Do I need a Registered Agent for my LLC? An LLC is also another entity from your personal residence. For your LLC to have its own separate legal and financial documents, you’ll need to appoint a Registered Agent. Sometimes, it’s the Registered Agent that will cause the maintenance and filing of all of the LLC’s documents. In other nations, the Secretary of State will manage these filings.
Do I need a lawyer for my LLC? Like any legal formation, it’s very important that any individuals associated with your LLC are trustworthy and qualified. In case you have children or a spouse, you will need an lawyer to assist you fill out the forms and register the name of your organization, in addition to any alterations (name changes). While the most common reasons to form an LLC would be to prevent state taxation and comply with tax laws, having a registered agent and a qualified attorney also allows you to secure your individual interests while still being able to operate your company peacefully.
Do I need an accountant for my LLC? Operating an LLC is a really complex and intricate task, and it requires the eye of an experienced accountant. When you file your documents with your state’s Secretary of State, he or she’ll supply you with a comprehensive list of who is authorized to make changes and who is responsible for completing them. While this sounds useful, many accountants aren’t qualified to handle the complex task of incorporating a small business. The Secretary of State also has specific rules about who can represent the LLC, when filings are to be made, how they should be completed, and what fees are required.

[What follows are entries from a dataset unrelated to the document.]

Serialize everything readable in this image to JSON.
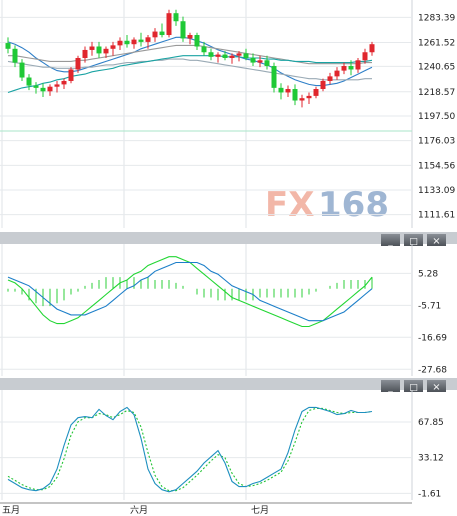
{
  "chart_data": [
    {
      "type": "candlestick",
      "panel": "price",
      "ylim": [
        1100,
        1295
      ],
      "yticks": [
        1283.39,
        1261.52,
        1240.65,
        1218.57,
        1197.5,
        1176.03,
        1154.56,
        1133.09,
        1111.61
      ],
      "candles": [
        [
          1261,
          1266,
          1252,
          1256
        ],
        [
          1256,
          1259,
          1240,
          1244
        ],
        [
          1244,
          1247,
          1228,
          1231
        ],
        [
          1231,
          1234,
          1220,
          1224
        ],
        [
          1224,
          1227,
          1217,
          1222
        ],
        [
          1222,
          1226,
          1214,
          1219
        ],
        [
          1219,
          1225,
          1215,
          1223
        ],
        [
          1223,
          1228,
          1218,
          1225
        ],
        [
          1225,
          1230,
          1221,
          1228
        ],
        [
          1228,
          1240,
          1226,
          1238
        ],
        [
          1238,
          1250,
          1235,
          1248
        ],
        [
          1248,
          1258,
          1244,
          1255
        ],
        [
          1255,
          1262,
          1250,
          1258
        ],
        [
          1258,
          1262,
          1248,
          1252
        ],
        [
          1252,
          1258,
          1248,
          1256
        ],
        [
          1256,
          1262,
          1250,
          1259
        ],
        [
          1259,
          1266,
          1255,
          1263
        ],
        [
          1263,
          1268,
          1257,
          1260
        ],
        [
          1260,
          1266,
          1256,
          1264
        ],
        [
          1264,
          1270,
          1258,
          1262
        ],
        [
          1262,
          1268,
          1256,
          1266
        ],
        [
          1266,
          1274,
          1262,
          1271
        ],
        [
          1271,
          1278,
          1266,
          1268
        ],
        [
          1268,
          1290,
          1266,
          1287
        ],
        [
          1287,
          1290,
          1276,
          1280
        ],
        [
          1280,
          1284,
          1262,
          1265
        ],
        [
          1265,
          1270,
          1260,
          1268
        ],
        [
          1268,
          1270,
          1255,
          1258
        ],
        [
          1258,
          1262,
          1250,
          1253
        ],
        [
          1253,
          1256,
          1246,
          1249
        ],
        [
          1249,
          1253,
          1244,
          1251
        ],
        [
          1251,
          1254,
          1246,
          1248
        ],
        [
          1248,
          1252,
          1243,
          1250
        ],
        [
          1250,
          1254,
          1245,
          1252
        ],
        [
          1252,
          1256,
          1246,
          1248
        ],
        [
          1248,
          1252,
          1241,
          1244
        ],
        [
          1244,
          1250,
          1240,
          1246
        ],
        [
          1246,
          1250,
          1238,
          1241
        ],
        [
          1241,
          1244,
          1218,
          1222
        ],
        [
          1222,
          1226,
          1212,
          1218
        ],
        [
          1218,
          1224,
          1214,
          1221
        ],
        [
          1221,
          1225,
          1207,
          1211
        ],
        [
          1211,
          1216,
          1205,
          1213
        ],
        [
          1213,
          1218,
          1208,
          1215
        ],
        [
          1215,
          1223,
          1213,
          1221
        ],
        [
          1221,
          1230,
          1219,
          1228
        ],
        [
          1228,
          1235,
          1225,
          1232
        ],
        [
          1232,
          1240,
          1229,
          1237
        ],
        [
          1237,
          1244,
          1234,
          1241
        ],
        [
          1241,
          1246,
          1233,
          1238
        ],
        [
          1238,
          1248,
          1235,
          1246
        ],
        [
          1246,
          1256,
          1243,
          1253
        ],
        [
          1253,
          1262,
          1250,
          1260
        ]
      ],
      "ma_series": [
        {
          "color": "#2e7fc8",
          "values": [
            1262,
            1260,
            1257,
            1253,
            1248,
            1244,
            1240,
            1237,
            1236,
            1236,
            1237,
            1239,
            1241,
            1243,
            1245,
            1247,
            1249,
            1251,
            1253,
            1256,
            1258,
            1260,
            1262,
            1264,
            1266,
            1266,
            1265,
            1263,
            1261,
            1258,
            1255,
            1253,
            1251,
            1249,
            1247,
            1246,
            1244,
            1242,
            1239,
            1235,
            1232,
            1229,
            1227,
            1225,
            1224,
            1224,
            1225,
            1226,
            1228,
            1231,
            1234,
            1237,
            1240
          ]
        },
        {
          "color": "#999999",
          "values": [
            1250,
            1250,
            1249,
            1248,
            1247,
            1246,
            1245,
            1245,
            1245,
            1245,
            1246,
            1246,
            1247,
            1248,
            1249,
            1250,
            1251,
            1252,
            1253,
            1254,
            1255,
            1256,
            1257,
            1258,
            1259,
            1259,
            1259,
            1259,
            1258,
            1257,
            1256,
            1255,
            1254,
            1253,
            1252,
            1251,
            1250,
            1249,
            1248,
            1247,
            1246,
            1245,
            1244,
            1243,
            1243,
            1243,
            1243,
            1243,
            1243,
            1243,
            1243,
            1244,
            1244
          ]
        },
        {
          "color": "#9aaab5",
          "values": [
            1245,
            1244,
            1243,
            1242,
            1241,
            1240,
            1240,
            1239,
            1239,
            1239,
            1239,
            1240,
            1240,
            1241,
            1242,
            1242,
            1243,
            1244,
            1244,
            1245,
            1245,
            1246,
            1246,
            1247,
            1247,
            1247,
            1246,
            1246,
            1245,
            1244,
            1243,
            1242,
            1241,
            1240,
            1239,
            1238,
            1237,
            1236,
            1235,
            1234,
            1233,
            1232,
            1231,
            1230,
            1230,
            1229,
            1229,
            1229,
            1229,
            1229,
            1229,
            1230,
            1230
          ]
        },
        {
          "color": "#1aa3a3",
          "values": [
            1218,
            1220,
            1222,
            1223,
            1224,
            1226,
            1227,
            1229,
            1230,
            1232,
            1233,
            1234,
            1236,
            1237,
            1238,
            1239,
            1241,
            1242,
            1243,
            1244,
            1245,
            1246,
            1247,
            1248,
            1249,
            1250,
            1250,
            1250,
            1250,
            1250,
            1250,
            1249,
            1249,
            1249,
            1248,
            1248,
            1248,
            1247,
            1247,
            1246,
            1246,
            1245,
            1245,
            1245,
            1244,
            1244,
            1244,
            1244,
            1244,
            1244,
            1245,
            1245,
            1246
          ]
        }
      ]
    },
    {
      "type": "histogram+line",
      "panel": "macd",
      "ylim": [
        -30,
        14
      ],
      "yticks": [
        5.28,
        -5.71,
        -16.69,
        -27.68
      ],
      "line_green": [
        3,
        2,
        0,
        -3,
        -6,
        -9,
        -11,
        -12,
        -12,
        -11,
        -10,
        -8,
        -6,
        -4,
        -2,
        0,
        2,
        3,
        5,
        6,
        8,
        9,
        10,
        11,
        11,
        10,
        9,
        7,
        5,
        3,
        1,
        -1,
        -3,
        -4,
        -5,
        -6,
        -7,
        -8,
        -9,
        -10,
        -11,
        -12,
        -13,
        -13,
        -12,
        -11,
        -9,
        -7,
        -5,
        -3,
        -1,
        1,
        4
      ],
      "line_blue": [
        4,
        3,
        2,
        1,
        -1,
        -3,
        -5,
        -7,
        -8,
        -9,
        -9,
        -9,
        -8,
        -7,
        -6,
        -4,
        -2,
        0,
        1,
        3,
        4,
        6,
        7,
        8,
        9,
        9,
        9,
        9,
        8,
        6,
        5,
        3,
        1,
        0,
        -1,
        -2,
        -4,
        -5,
        -6,
        -7,
        -8,
        -9,
        -10,
        -11,
        -11,
        -11,
        -10,
        -9,
        -8,
        -6,
        -4,
        -2,
        0
      ],
      "histogram": [
        -1,
        -1,
        -2,
        -4,
        -5,
        -6,
        -6,
        -5,
        -4,
        -2,
        -1,
        1,
        2,
        3,
        4,
        4,
        4,
        3,
        4,
        3,
        4,
        3,
        3,
        3,
        2,
        1,
        0,
        -2,
        -3,
        -3,
        -4,
        -4,
        -4,
        -4,
        -4,
        -4,
        -3,
        -3,
        -3,
        -3,
        -3,
        -3,
        -3,
        -2,
        -1,
        0,
        1,
        2,
        3,
        3,
        3,
        3,
        4
      ]
    },
    {
      "type": "line",
      "panel": "stochastic",
      "ylim": [
        -8,
        95
      ],
      "yticks": [
        67.85,
        33.12,
        -1.61
      ],
      "line_blue": [
        12,
        8,
        4,
        2,
        1,
        3,
        8,
        22,
        45,
        65,
        72,
        73,
        72,
        80,
        74,
        70,
        78,
        82,
        75,
        52,
        22,
        8,
        2,
        0,
        2,
        8,
        14,
        20,
        28,
        34,
        40,
        28,
        10,
        5,
        5,
        8,
        10,
        14,
        18,
        22,
        38,
        60,
        78,
        82,
        82,
        80,
        78,
        75,
        76,
        79,
        77,
        77,
        78
      ],
      "line_green": [
        15,
        11,
        7,
        4,
        2,
        2,
        5,
        14,
        32,
        55,
        68,
        72,
        72,
        76,
        75,
        72,
        75,
        79,
        77,
        63,
        38,
        16,
        5,
        1,
        1,
        4,
        10,
        16,
        23,
        30,
        36,
        33,
        18,
        8,
        5,
        6,
        8,
        11,
        15,
        19,
        30,
        48,
        68,
        79,
        81,
        81,
        79,
        77,
        76,
        77,
        77,
        77,
        78
      ]
    }
  ],
  "x_axis": {
    "labels": [
      "五月",
      "六月",
      "七月"
    ]
  },
  "watermark": {
    "fx": "FX",
    "num": "168"
  },
  "panel_buttons": [
    "_",
    "□",
    "×"
  ],
  "colors": {
    "up": "#e0262d",
    "down": "#1fc936",
    "watermark_fx": "#f2b7a8",
    "watermark_num": "#9fb6d3"
  }
}
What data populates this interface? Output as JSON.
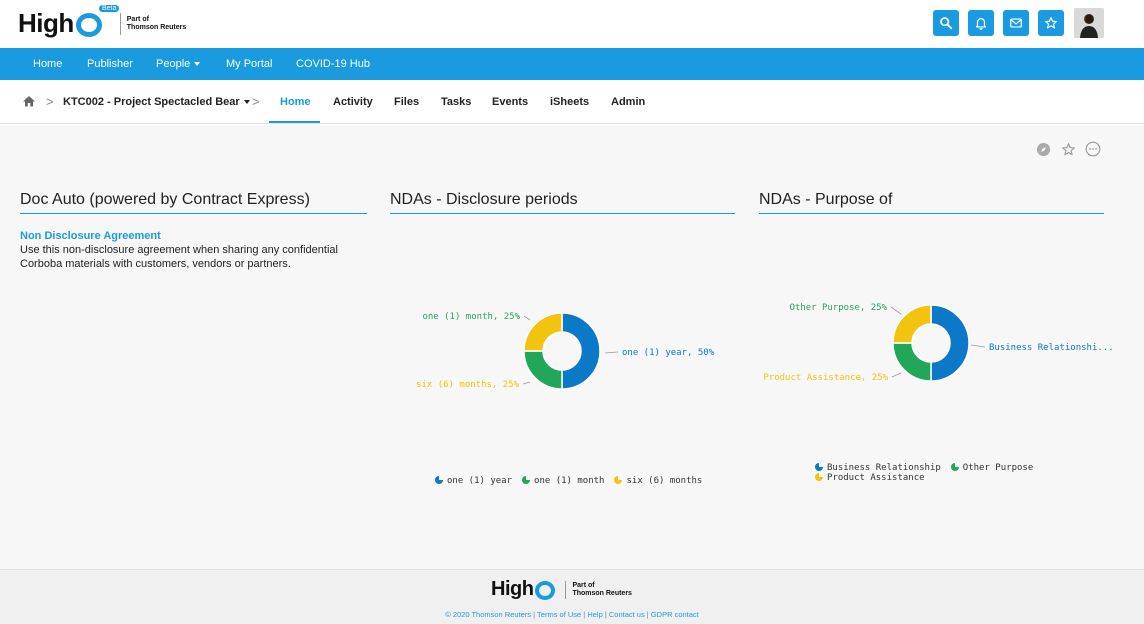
{
  "header": {
    "logo_text": "High",
    "beta_label": "Beta",
    "logo_sub_line1": "Part of",
    "logo_sub_line2": "Thomson Reuters",
    "icons": [
      "search-icon",
      "bell-icon",
      "mail-icon",
      "star-icon"
    ],
    "accent_color": "#1a9be0"
  },
  "topnav": {
    "items": [
      {
        "label": "Home"
      },
      {
        "label": "Publisher"
      },
      {
        "label": "People"
      },
      {
        "label": "My Portal"
      },
      {
        "label": "COVID-19 Hub"
      }
    ]
  },
  "subnav": {
    "project": "KTC002 - Project Spectacled Bear",
    "tabs": [
      {
        "label": "Home",
        "active": true
      },
      {
        "label": "Activity"
      },
      {
        "label": "Files"
      },
      {
        "label": "Tasks"
      },
      {
        "label": "Events"
      },
      {
        "label": "iSheets"
      },
      {
        "label": "Admin"
      }
    ]
  },
  "toolbar_icons": [
    "compass-icon",
    "star-outline-icon",
    "more-icon"
  ],
  "panels": {
    "doc": {
      "title": "Doc Auto (powered by Contract Express)",
      "link": "Non Disclosure Agreement",
      "description": "Use this non-disclosure agreement when sharing any confidential Corboba materials with customers, vendors or partners."
    },
    "disclosure": {
      "title": "NDAs - Disclosure periods"
    },
    "purpose": {
      "title": "NDAs - Purpose of"
    }
  },
  "chart_data": [
    {
      "type": "pie",
      "title": "NDAs - Disclosure periods",
      "categories": [
        "one (1) year",
        "one (1) month",
        "six (6) months"
      ],
      "values": [
        50,
        25,
        25
      ],
      "colors": [
        "#0b78c8",
        "#21a65a",
        "#f2c30f"
      ],
      "labels": [
        "one (1) year, 50%",
        "one (1) month, 25%",
        "six (6) months, 25%"
      ],
      "legend": "bottom"
    },
    {
      "type": "pie",
      "title": "NDAs - Purpose of",
      "categories": [
        "Business Relationship",
        "Other Purpose",
        "Product Assistance"
      ],
      "values": [
        50,
        25,
        25
      ],
      "colors": [
        "#0b78c8",
        "#21a65a",
        "#f2c30f"
      ],
      "labels": [
        "Business Relationshi...",
        "Other Purpose, 25%",
        "Product Assistance, 25%"
      ],
      "legend": "bottom"
    }
  ],
  "footer": {
    "logo_text": "High",
    "logo_sub_line1": "Part of",
    "logo_sub_line2": "Thomson Reuters",
    "links": "© 2020 Thomson Reuters | Terms of Use | Help | Contact us | GDPR contact"
  }
}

Do I need an accountant for my LLC? It depends on your state’s laws. Most states allow a sole proprietorship to incorporate as an LLC, but you must incorporate as a company first, before you can incorporate as an LLC. Regardless of the type of business you are in, you want a qualified individual to help you create the necessary Articles of Organization, register the name of your LLC, and keep the books.